In Onvia’s 10 Hotspots in Government Contracting for 2016, our market analysis team reports that state, local and education (SLED) government contracts for traffic engineering studies grew 19% in 2015 over 2014. Out of nearly 500 unique industry categories analyzed for the report, traffic engineering studies are the #5 ranked area for growth in the SLED government contracting market.
19% growth in the number of SLED bids & RFPs points to an increased readiness among agencies to make progress in improving our nation’s infrastructure. Firms who specialize in performing traffic engineering studies have a clear opportunity to maximize their government business as a result of agency efforts to find more efficient ways to deal with congestion.
Agencies Are Thinking Creatively About Traffic Congestion
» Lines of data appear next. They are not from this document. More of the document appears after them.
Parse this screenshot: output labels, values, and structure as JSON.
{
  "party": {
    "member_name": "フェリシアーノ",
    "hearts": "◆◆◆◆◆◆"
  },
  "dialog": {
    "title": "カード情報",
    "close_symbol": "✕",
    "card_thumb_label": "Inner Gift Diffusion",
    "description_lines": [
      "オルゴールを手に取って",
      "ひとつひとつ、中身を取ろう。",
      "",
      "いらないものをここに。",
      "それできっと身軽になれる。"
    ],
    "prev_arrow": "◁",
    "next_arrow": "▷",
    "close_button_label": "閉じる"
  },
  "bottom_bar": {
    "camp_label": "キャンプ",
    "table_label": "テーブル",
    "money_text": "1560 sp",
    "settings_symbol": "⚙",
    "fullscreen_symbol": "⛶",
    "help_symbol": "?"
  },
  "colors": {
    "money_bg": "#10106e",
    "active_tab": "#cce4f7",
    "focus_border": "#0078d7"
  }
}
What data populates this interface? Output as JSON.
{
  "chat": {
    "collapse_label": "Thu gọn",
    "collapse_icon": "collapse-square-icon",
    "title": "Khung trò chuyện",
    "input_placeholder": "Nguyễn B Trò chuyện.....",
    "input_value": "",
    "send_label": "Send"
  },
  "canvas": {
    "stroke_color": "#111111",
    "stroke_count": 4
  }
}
For traffic planners across the U.S., traffic congestion has become a major challenge, especially when it comes to effective planning and budgeting.
According to INRIX, a company that collects and analyzes transportation data, congestion has dramatically increased in recent decades, while agencies lag behind on making investments in transportation infrastructure. INRIX’s annual Traffic Scorecard reports that commuters spend on average 42 hours per year stuck in traffic – up from just 18 hours in 1982. Meanwhile, the extra fuel costs incurred each year per driver is on average $960, up from an inflation adjusted $400 in 1982.
Furthermore, the American Road and Transportation Builders Association (ARTBA) reports that our nation’s transportation is an expensive asset worth $4.47 trillion. Agencies looking to solve congestion issues are faced with the reality that building a new highway lane can cost up to $30 million per mile. The solution? Agencies have turned to expanded public transit options and intelligent transit, such as smart intersections, to leverage technology and maximize existing systems.
“In pretty much any city in the United States at this point, we’re not making any more streets, we need to figure out how to use them more efficiently.” – City of Seattle Transportation Chief, Seattle Times
Which Agencies Issue the Most Traffic Engineering Study Contracts?
Onvia’s analysis shows that firms pursuing SLED government contracts related to traffic engineering studies are mostly likely to find the largest share of opportunities at the state level. State agencies accounted for a 37% share of bids & RFPs analyzed for the report. Contractors shouldn’t ignore traffic study contracts from city governments though, which come in at a close second place with a 34% share.
Businesses can further narrow their pursuits by focusing their efforts on the top 5 states for issuing traffic engineering study contracts highlighted in the heatmap below:
How to Get Ahead of the Competition and Win More Traffic Engineering Study Contracts
With the average awarded value of SLED traffic study contracts averaging a healthy $1.3 million, contractors have the opportunity to secure long-term government clients by embedding their services in large agency transportation infrastructure efforts for years to come.
Onvia recommends that businesses who are interested in pursuing these contracts first focus their outreach efforts on state and city agencies, who conduct the majority of traffic engineering studies.
Infrastructure projects intended to combat congestion are generally large, long-term and expensive. Thus, the agencies planning for these efforts are typically discussing these initiatives years before issuance of the competitive bid or RFP. The firms who track future traffic engineering studies in agency budgets, transportation plans and capital improvement plans can greatly increase their chances of winning more contracts.
Traffic Engineering Studies Isn’t the Only Growing Area in Government Contracting
Watch the video below to learn about 9 other contracting hotspots that have seen notable growth rates in bids & RFPs over the last two years: